### DATA FOR PROCESSING

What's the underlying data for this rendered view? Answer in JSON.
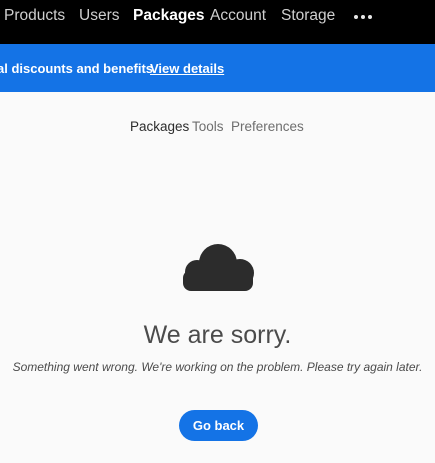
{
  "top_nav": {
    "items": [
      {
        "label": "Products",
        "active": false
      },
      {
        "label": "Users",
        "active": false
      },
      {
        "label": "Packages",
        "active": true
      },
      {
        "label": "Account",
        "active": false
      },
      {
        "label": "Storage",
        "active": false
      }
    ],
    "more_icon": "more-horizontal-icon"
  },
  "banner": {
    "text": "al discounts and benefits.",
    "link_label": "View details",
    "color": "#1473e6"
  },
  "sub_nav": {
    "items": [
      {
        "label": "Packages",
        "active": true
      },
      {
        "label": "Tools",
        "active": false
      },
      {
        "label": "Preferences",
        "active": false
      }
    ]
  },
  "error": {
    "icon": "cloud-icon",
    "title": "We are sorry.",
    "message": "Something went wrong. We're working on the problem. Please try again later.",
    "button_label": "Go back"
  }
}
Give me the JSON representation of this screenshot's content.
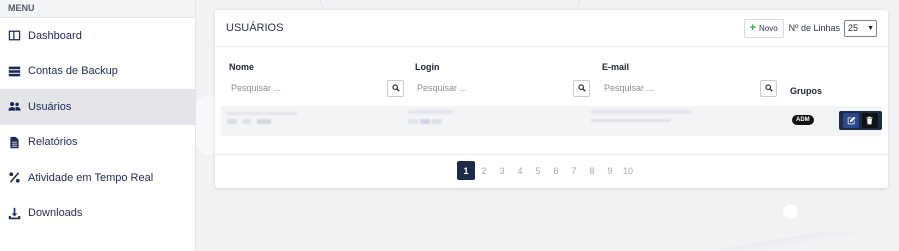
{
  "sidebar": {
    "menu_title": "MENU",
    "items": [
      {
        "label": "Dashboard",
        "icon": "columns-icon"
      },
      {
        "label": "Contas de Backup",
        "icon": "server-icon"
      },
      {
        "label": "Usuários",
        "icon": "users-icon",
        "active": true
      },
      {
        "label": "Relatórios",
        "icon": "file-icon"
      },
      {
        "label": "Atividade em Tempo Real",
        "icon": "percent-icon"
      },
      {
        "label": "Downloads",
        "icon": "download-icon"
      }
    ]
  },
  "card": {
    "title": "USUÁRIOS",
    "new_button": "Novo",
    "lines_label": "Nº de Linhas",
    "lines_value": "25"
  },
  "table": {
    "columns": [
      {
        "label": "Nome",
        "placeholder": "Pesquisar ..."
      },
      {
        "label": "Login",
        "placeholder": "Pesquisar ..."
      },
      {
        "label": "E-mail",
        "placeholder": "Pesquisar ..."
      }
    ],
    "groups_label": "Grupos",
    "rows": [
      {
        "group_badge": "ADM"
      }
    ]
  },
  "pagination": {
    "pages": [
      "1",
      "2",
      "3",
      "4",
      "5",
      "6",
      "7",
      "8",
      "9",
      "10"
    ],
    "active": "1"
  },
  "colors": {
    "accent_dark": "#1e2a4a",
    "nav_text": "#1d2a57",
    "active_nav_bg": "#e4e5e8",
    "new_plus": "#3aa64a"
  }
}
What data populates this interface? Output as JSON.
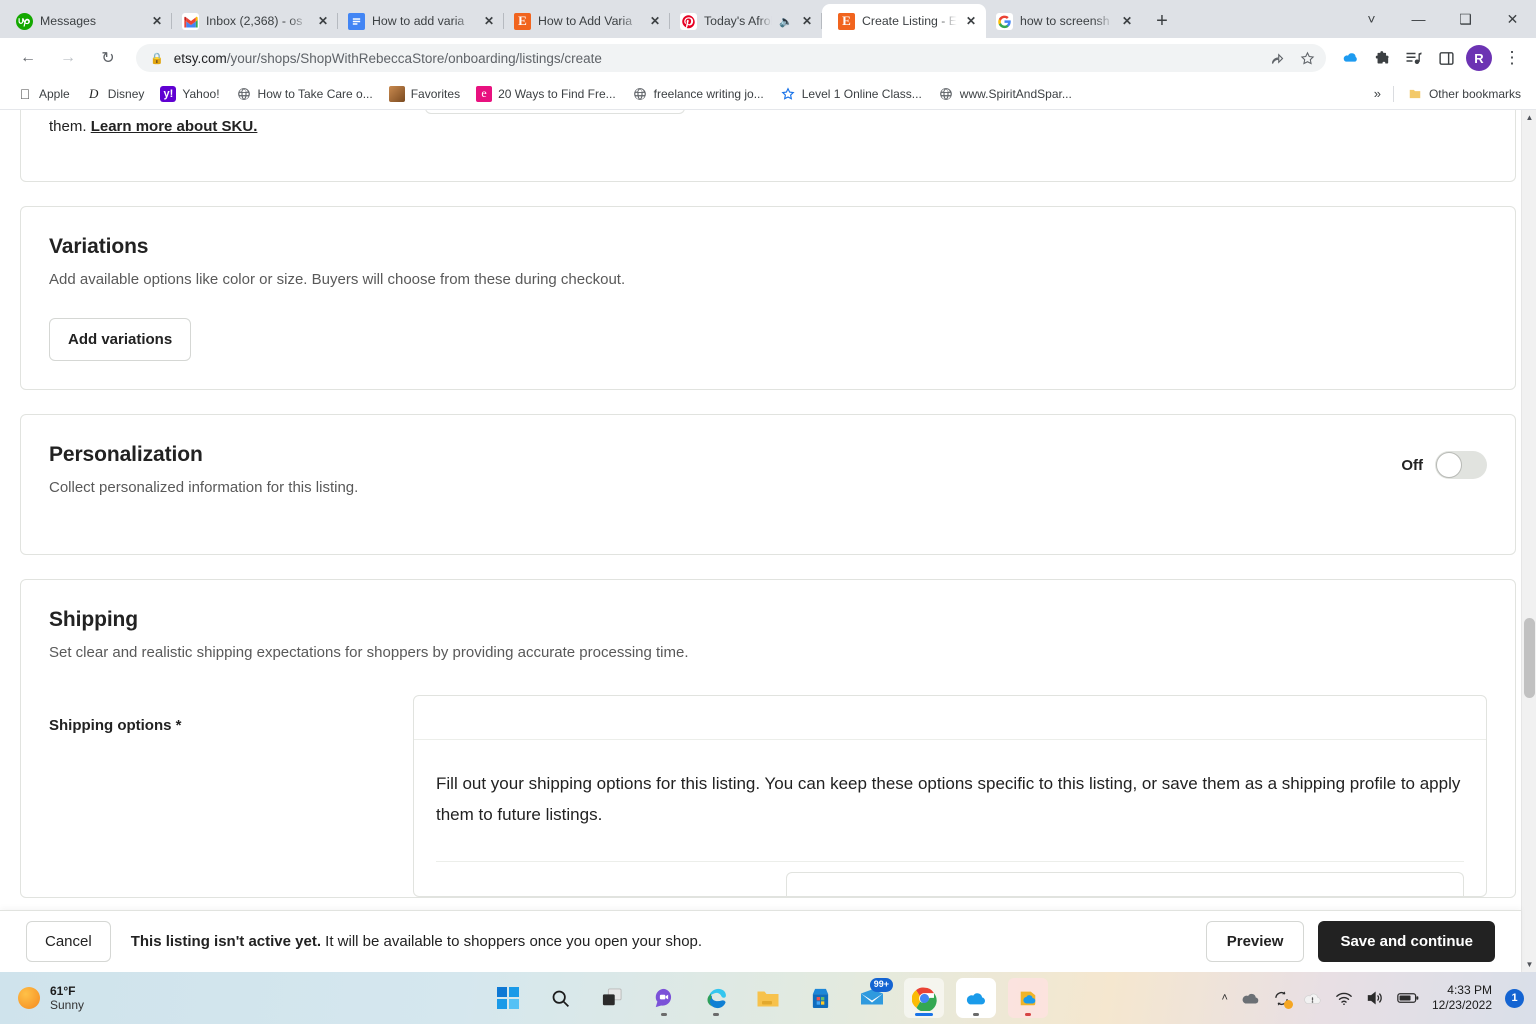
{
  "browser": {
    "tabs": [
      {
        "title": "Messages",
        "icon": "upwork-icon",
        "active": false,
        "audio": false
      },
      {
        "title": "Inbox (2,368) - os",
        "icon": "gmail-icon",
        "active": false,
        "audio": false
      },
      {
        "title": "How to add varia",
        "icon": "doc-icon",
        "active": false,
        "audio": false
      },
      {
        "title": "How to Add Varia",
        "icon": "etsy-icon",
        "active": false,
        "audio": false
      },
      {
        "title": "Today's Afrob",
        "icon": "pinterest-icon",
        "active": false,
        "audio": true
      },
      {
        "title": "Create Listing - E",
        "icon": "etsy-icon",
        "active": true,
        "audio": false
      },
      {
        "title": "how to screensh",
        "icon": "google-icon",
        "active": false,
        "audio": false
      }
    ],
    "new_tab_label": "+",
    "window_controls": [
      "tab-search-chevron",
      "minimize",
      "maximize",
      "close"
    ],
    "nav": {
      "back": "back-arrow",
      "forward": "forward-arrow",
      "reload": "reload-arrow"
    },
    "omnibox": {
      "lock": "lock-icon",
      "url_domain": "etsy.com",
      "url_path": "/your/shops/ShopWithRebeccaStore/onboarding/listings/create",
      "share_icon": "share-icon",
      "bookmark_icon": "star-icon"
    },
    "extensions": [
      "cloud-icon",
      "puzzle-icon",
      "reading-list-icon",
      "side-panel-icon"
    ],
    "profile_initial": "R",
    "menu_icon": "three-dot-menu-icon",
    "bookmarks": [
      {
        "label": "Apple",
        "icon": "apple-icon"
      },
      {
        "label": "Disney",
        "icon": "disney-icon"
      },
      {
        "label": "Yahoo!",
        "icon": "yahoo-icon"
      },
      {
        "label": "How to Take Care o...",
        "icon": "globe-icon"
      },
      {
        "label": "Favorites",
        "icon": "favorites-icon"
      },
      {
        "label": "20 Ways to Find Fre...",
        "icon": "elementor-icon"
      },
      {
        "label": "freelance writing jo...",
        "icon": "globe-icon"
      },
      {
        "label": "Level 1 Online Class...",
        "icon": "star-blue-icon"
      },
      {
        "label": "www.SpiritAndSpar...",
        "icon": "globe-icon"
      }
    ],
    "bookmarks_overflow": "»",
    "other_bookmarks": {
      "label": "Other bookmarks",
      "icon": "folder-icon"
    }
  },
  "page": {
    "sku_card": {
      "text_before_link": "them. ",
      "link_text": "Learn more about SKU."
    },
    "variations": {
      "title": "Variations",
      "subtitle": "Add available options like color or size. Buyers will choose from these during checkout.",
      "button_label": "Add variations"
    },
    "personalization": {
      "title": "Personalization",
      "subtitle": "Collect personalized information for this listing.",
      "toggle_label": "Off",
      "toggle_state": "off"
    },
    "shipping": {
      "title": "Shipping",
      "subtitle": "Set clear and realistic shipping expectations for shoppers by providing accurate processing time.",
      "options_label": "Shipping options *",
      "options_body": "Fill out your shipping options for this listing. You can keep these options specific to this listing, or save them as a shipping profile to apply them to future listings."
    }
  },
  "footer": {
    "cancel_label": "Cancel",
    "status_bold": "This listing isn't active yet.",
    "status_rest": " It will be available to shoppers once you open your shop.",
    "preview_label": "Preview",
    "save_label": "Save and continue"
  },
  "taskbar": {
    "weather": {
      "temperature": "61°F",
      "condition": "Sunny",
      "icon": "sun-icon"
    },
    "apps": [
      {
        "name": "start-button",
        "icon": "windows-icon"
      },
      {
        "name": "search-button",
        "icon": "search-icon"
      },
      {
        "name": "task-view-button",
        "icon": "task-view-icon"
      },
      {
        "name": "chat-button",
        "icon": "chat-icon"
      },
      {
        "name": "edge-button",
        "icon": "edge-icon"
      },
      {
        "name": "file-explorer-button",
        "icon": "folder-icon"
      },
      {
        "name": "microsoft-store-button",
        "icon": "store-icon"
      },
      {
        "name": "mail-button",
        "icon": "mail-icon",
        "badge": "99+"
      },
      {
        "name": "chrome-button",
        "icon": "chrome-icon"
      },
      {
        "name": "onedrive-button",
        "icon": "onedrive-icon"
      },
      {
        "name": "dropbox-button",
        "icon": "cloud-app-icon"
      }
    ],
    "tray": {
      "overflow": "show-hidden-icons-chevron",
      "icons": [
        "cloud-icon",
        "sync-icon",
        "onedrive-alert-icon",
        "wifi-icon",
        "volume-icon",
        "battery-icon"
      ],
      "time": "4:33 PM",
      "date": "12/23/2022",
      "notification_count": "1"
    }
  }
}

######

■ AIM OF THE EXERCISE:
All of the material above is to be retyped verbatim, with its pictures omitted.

■ RESPONSE AREA:
What's the underlying data for this rendered view? Answer in JSON.
{
  "top_nav": {
    "items": [
      {
        "label": "Products",
        "active": false
      },
      {
        "label": "Users",
        "active": false
      },
      {
        "label": "Packages",
        "active": true
      },
      {
        "label": "Account",
        "active": false
      },
      {
        "label": "Storage",
        "active": false
      }
    ],
    "more_icon": "more-horizontal-icon"
  },
  "banner": {
    "text": "al discounts and benefits.",
    "link_label": "View details",
    "color": "#1473e6"
  },
  "sub_nav": {
    "items": [
      {
        "label": "Packages",
        "active": true
      },
      {
        "label": "Tools",
        "active": false
      },
      {
        "label": "Preferences",
        "active": false
      }
    ]
  },
  "error": {
    "icon": "cloud-icon",
    "title": "We are sorry.",
    "message": "Something went wrong. We're working on the problem. Please try again later.",
    "button_label": "Go back"
  }
}
Give me the JSON representation of this screenshot's content.
{
  "sidebar": {
    "menu_title": "MENU",
    "items": [
      {
        "label": "Dashboard",
        "icon": "columns-icon"
      },
      {
        "label": "Contas de Backup",
        "icon": "server-icon"
      },
      {
        "label": "Usuários",
        "icon": "users-icon",
        "active": true
      },
      {
        "label": "Relatórios",
        "icon": "file-icon"
      },
      {
        "label": "Atividade em Tempo Real",
        "icon": "percent-icon"
      },
      {
        "label": "Downloads",
        "icon": "download-icon"
      }
    ]
  },
  "card": {
    "title": "USUÁRIOS",
    "new_button": "Novo",
    "lines_label": "Nº de Linhas",
    "lines_value": "25"
  },
  "table": {
    "columns": [
      {
        "label": "Nome",
        "placeholder": "Pesquisar ..."
      },
      {
        "label": "Login",
        "placeholder": "Pesquisar ..."
      },
      {
        "label": "E-mail",
        "placeholder": "Pesquisar ..."
      }
    ],
    "groups_label": "Grupos",
    "rows": [
      {
        "group_badge": "ADM"
      }
    ]
  },
  "pagination": {
    "pages": [
      "1",
      "2",
      "3",
      "4",
      "5",
      "6",
      "7",
      "8",
      "9",
      "10"
    ],
    "active": "1"
  },
  "colors": {
    "accent_dark": "#1e2a4a",
    "nav_text": "#1d2a57",
    "active_nav_bg": "#e4e5e8",
    "new_plus": "#3aa64a"
  }
}
What data populates this interface? Output as JSON.
{
  "browser": {
    "tabs": [
      {
        "title": "Messages",
        "icon": "upwork-icon",
        "active": false,
        "audio": false
      },
      {
        "title": "Inbox (2,368) - os",
        "icon": "gmail-icon",
        "active": false,
        "audio": false
      },
      {
        "title": "How to add varia",
        "icon": "doc-icon",
        "active": false,
        "audio": false
      },
      {
        "title": "How to Add Varia",
        "icon": "etsy-icon",
        "active": false,
        "audio": false
      },
      {
        "title": "Today's Afrob",
        "icon": "pinterest-icon",
        "active": false,
        "audio": true
      },
      {
        "title": "Create Listing - E",
        "icon": "etsy-icon",
        "active": true,
        "audio": false
      },
      {
        "title": "how to screensh",
        "icon": "google-icon",
        "active": false,
        "audio": false
      }
    ],
    "new_tab_label": "+",
    "window_controls": [
      "tab-search-chevron",
      "minimize",
      "maximize",
      "close"
    ],
    "nav": {
      "back": "back-arrow",
      "forward": "forward-arrow",
      "reload": "reload-arrow"
    },
    "omnibox": {
      "lock": "lock-icon",
      "url_domain": "etsy.com",
      "url_path": "/your/shops/ShopWithRebeccaStore/onboarding/listings/create",
      "share_icon": "share-icon",
      "bookmark_icon": "star-icon"
    },
    "extensions": [
      "cloud-icon",
      "puzzle-icon",
      "reading-list-icon",
      "side-panel-icon"
    ],
    "profile_initial": "R",
    "menu_icon": "three-dot-menu-icon",
    "bookmarks": [
      {
        "label": "Apple",
        "icon": "apple-icon"
      },
      {
        "label": "Disney",
        "icon": "disney-icon"
      },
      {
        "label": "Yahoo!",
        "icon": "yahoo-icon"
      },
      {
        "label": "How to Take Care o...",
        "icon": "globe-icon"
      },
      {
        "label": "Favorites",
        "icon": "favorites-icon"
      },
      {
        "label": "20 Ways to Find Fre...",
        "icon": "elementor-icon"
      },
      {
        "label": "freelance writing jo...",
        "icon": "globe-icon"
      },
      {
        "label": "Level 1 Online Class...",
        "icon": "star-blue-icon"
      },
      {
        "label": "www.SpiritAndSpar...",
        "icon": "globe-icon"
      }
    ],
    "bookmarks_overflow": "»",
    "other_bookmarks": {
      "label": "Other bookmarks",
      "icon": "folder-icon"
    }
  },
  "page": {
    "sku_card": {
      "text_before_link": "them. ",
      "link_text": "Learn more about SKU."
    },
    "variations": {
      "title": "Variations",
      "subtitle": "Add available options like color or size. Buyers will choose from these during checkout.",
      "button_label": "Add variations"
    },
    "personalization": {
      "title": "Personalization",
      "subtitle": "Collect personalized information for this listing.",
      "toggle_label": "Off",
      "toggle_state": "off"
    },
    "shipping": {
      "title": "Shipping",
      "subtitle": "Set clear and realistic shipping expectations for shoppers by providing accurate processing time.",
      "options_label": "Shipping options *",
      "options_body": "Fill out your shipping options for this listing. You can keep these options specific to this listing, or save them as a shipping profile to apply them to future listings."
    }
  },
  "footer": {
    "cancel_label": "Cancel",
    "status_bold": "This listing isn't active yet.",
    "status_rest": " It will be available to shoppers once you open your shop.",
    "preview_label": "Preview",
    "save_label": "Save and continue"
  },
  "taskbar": {
    "weather": {
      "temperature": "61°F",
      "condition": "Sunny",
      "icon": "sun-icon"
    },
    "apps": [
      {
        "name": "start-button",
        "icon": "windows-icon"
      },
      {
        "name": "search-button",
        "icon": "search-icon"
      },
      {
        "name": "task-view-button",
        "icon": "task-view-icon"
      },
      {
        "name": "chat-button",
        "icon": "chat-icon"
      },
      {
        "name": "edge-button",
        "icon": "edge-icon"
      },
      {
        "name": "file-explorer-button",
        "icon": "folder-icon"
      },
      {
        "name": "microsoft-store-button",
        "icon": "store-icon"
      },
      {
        "name": "mail-button",
        "icon": "mail-icon",
        "badge": "99+"
      },
      {
        "name": "chrome-button",
        "icon": "chrome-icon"
      },
      {
        "name": "onedrive-button",
        "icon": "onedrive-icon"
      },
      {
        "name": "dropbox-button",
        "icon": "cloud-app-icon"
      }
    ],
    "tray": {
      "overflow": "show-hidden-icons-chevron",
      "icons": [
        "cloud-icon",
        "sync-icon",
        "onedrive-alert-icon",
        "wifi-icon",
        "volume-icon",
        "battery-icon"
      ],
      "time": "4:33 PM",
      "date": "12/23/2022",
      "notification_count": "1"
    }
  }
}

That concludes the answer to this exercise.